Behavioural problems

Many young people have behavioural problems. At times these can show themselves as aggression or violence directed at parents or carers.

Aggression can be: verbal aggression involving threats or abuse, and/or; physical violence including, pushing, shoving, hitting, slapping or damaging property and belongings.

If you are a parent or carer experiencing aggression or violence from the young person you care for you need to be aware of the following issues:

  • You are not alone - although rarely reported or researched this situation is probably a lot more common than we realise. One Parentline survey found that 60% of calls concerning behaviour problems involved verbal aggression and 30% involved physical aggression.*
  • You do not have to put up with it - parents have a right not to be assaulted, abused or suffer theft and property damage in their own home- even if this is being done by their own child.


Where to get help:

Further advice and support is available at;
or telephone 0808 800 2222
If required contact your GP, emergency services or local social care team.

What to do and not to do

In our experience there are some key DO’s and DON’Ts:

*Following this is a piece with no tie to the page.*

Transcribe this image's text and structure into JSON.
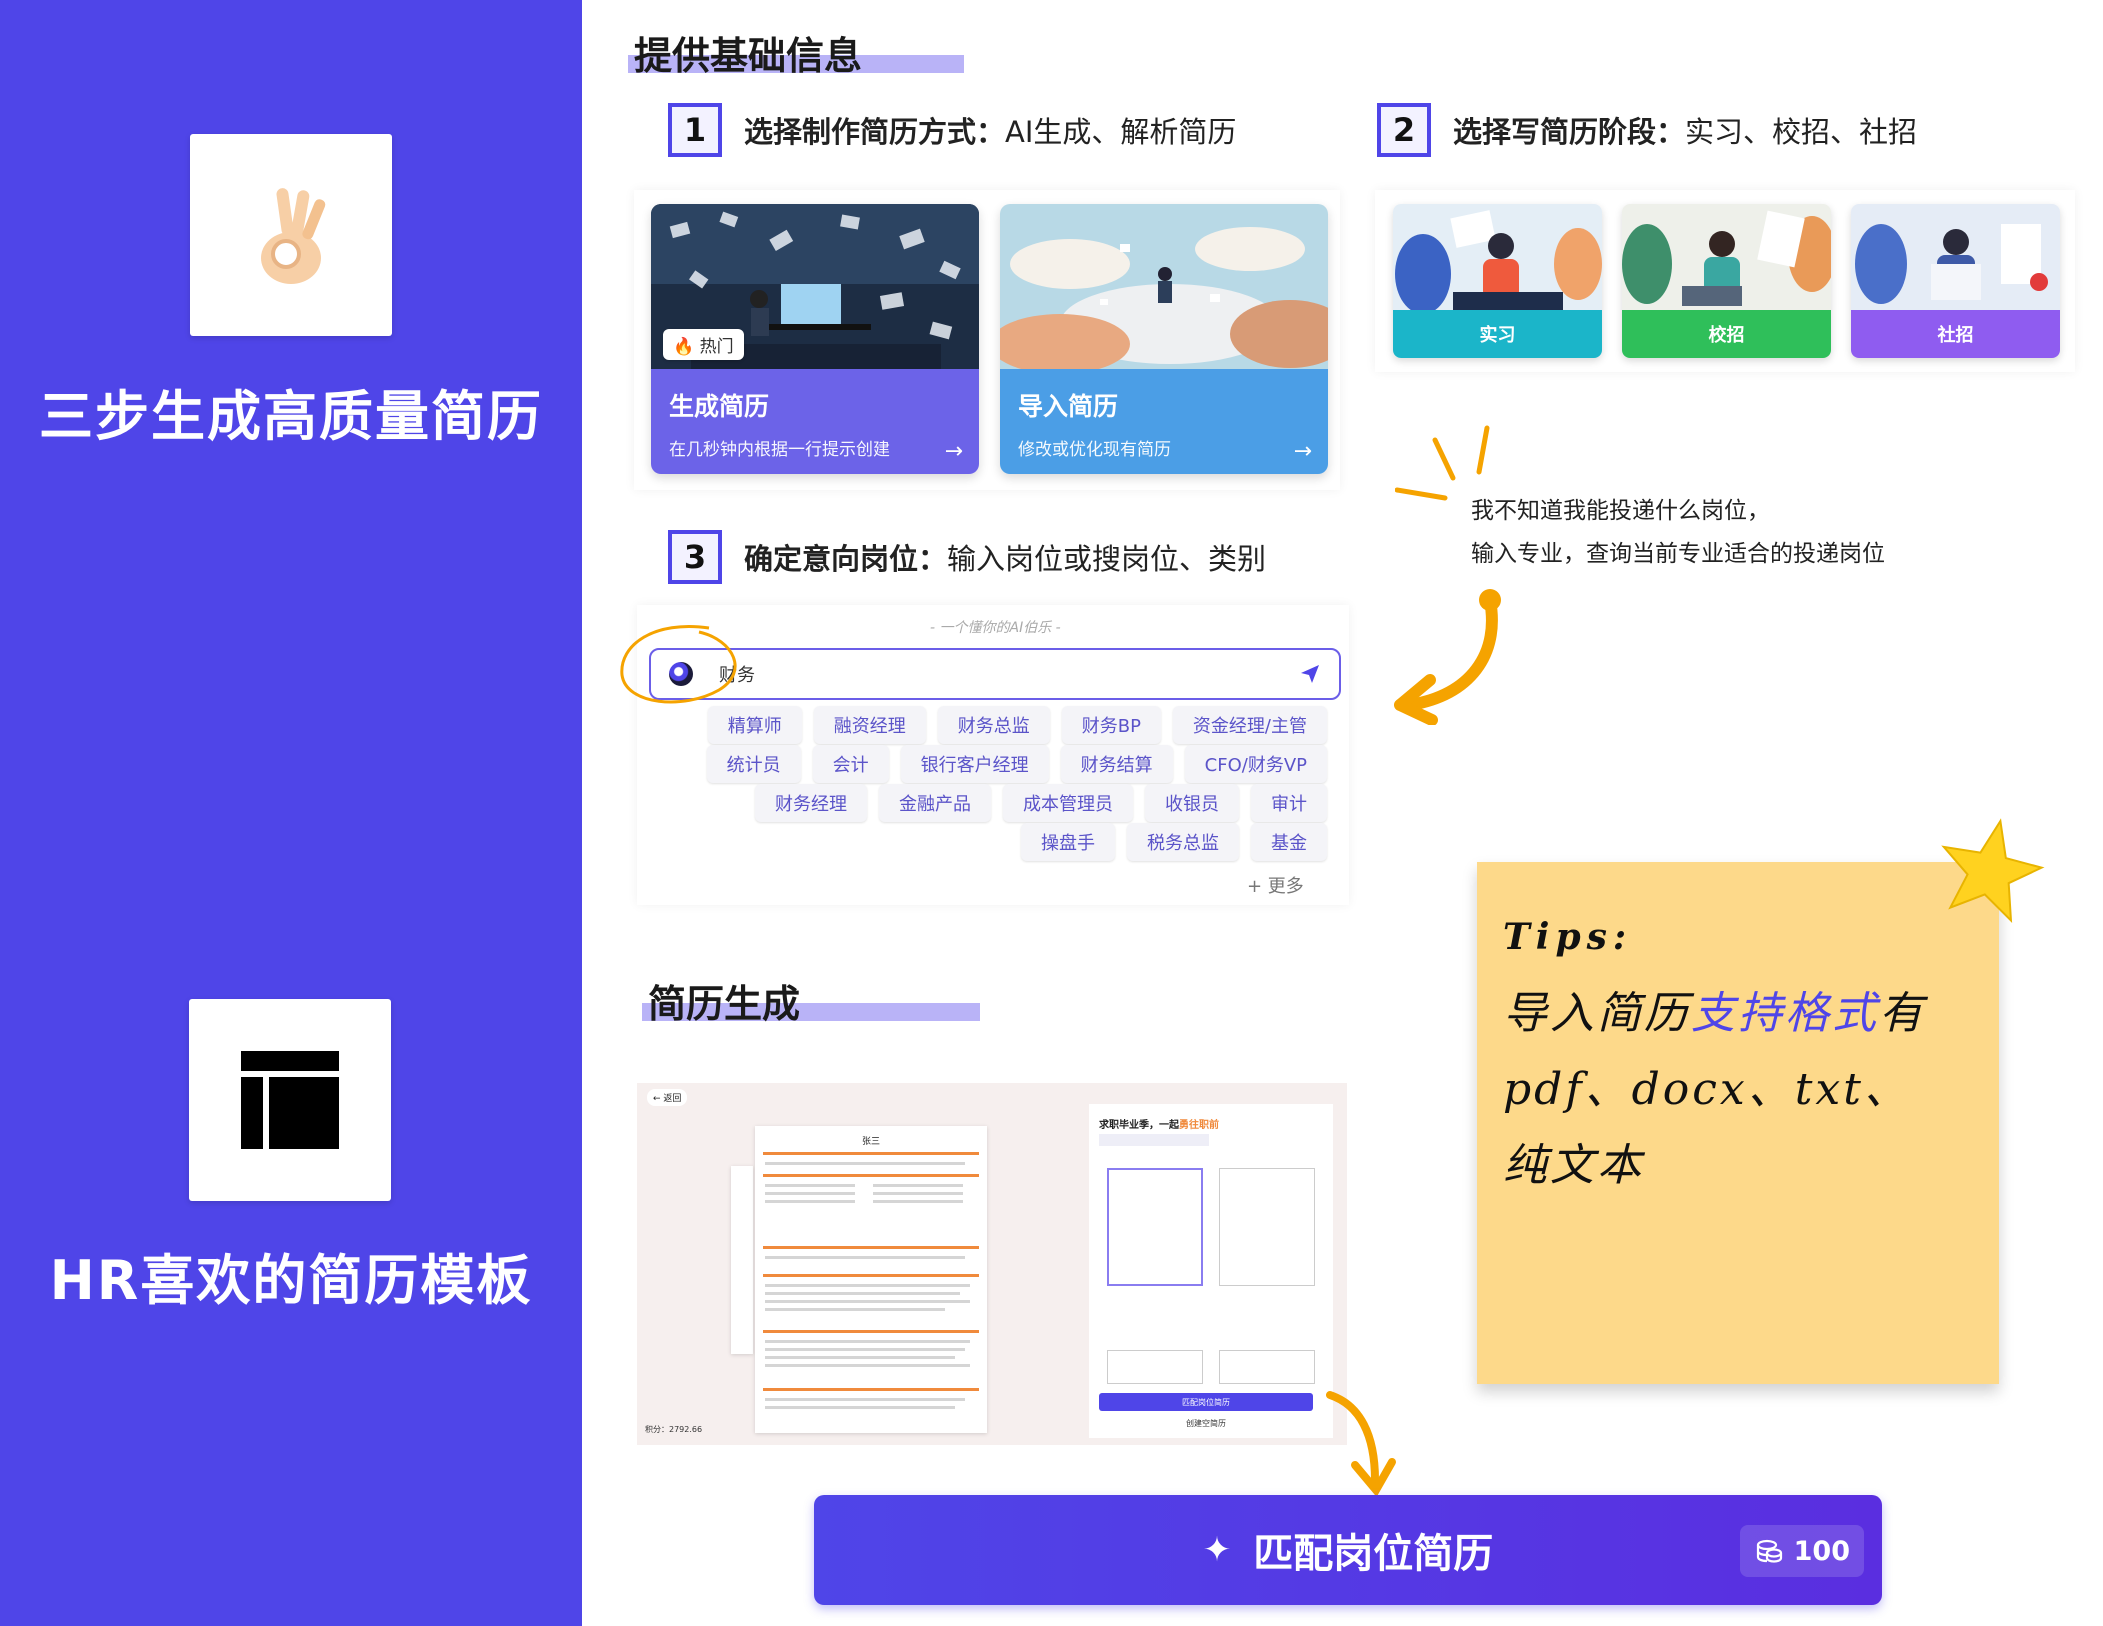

  • try to stay calm - don’t shout back; it is likely to make the situation work
  • call the police - if you are worried about you or other people’s safety or the risk of serious property damage. If appropriate, press charges - violence is criminal behaviour. You may also need to notify social services if another young person in the home (e.g. a brother or sister) is the victim of the aggression
  • reward good behaviour - with praise or treats, this can work with teenagers and adults as well as toddlers
  • if you have a spouse/partner work as a team - if you both respond in the same way to negative behaviour you are much more likely to see positive change
  • get help and support - both as a family and as a parent where available.



  • shout back or get angry if possible - this may make the situation worse
  • give in to threats or demands - this is rewarding the aggression and will make it much more likely to happen again.


Leaflet reference: L814
Version: V2
Date last updated: 06/04/2017
Archive date: 06/04/2020

 Was this information useful? Please let us know by clicking here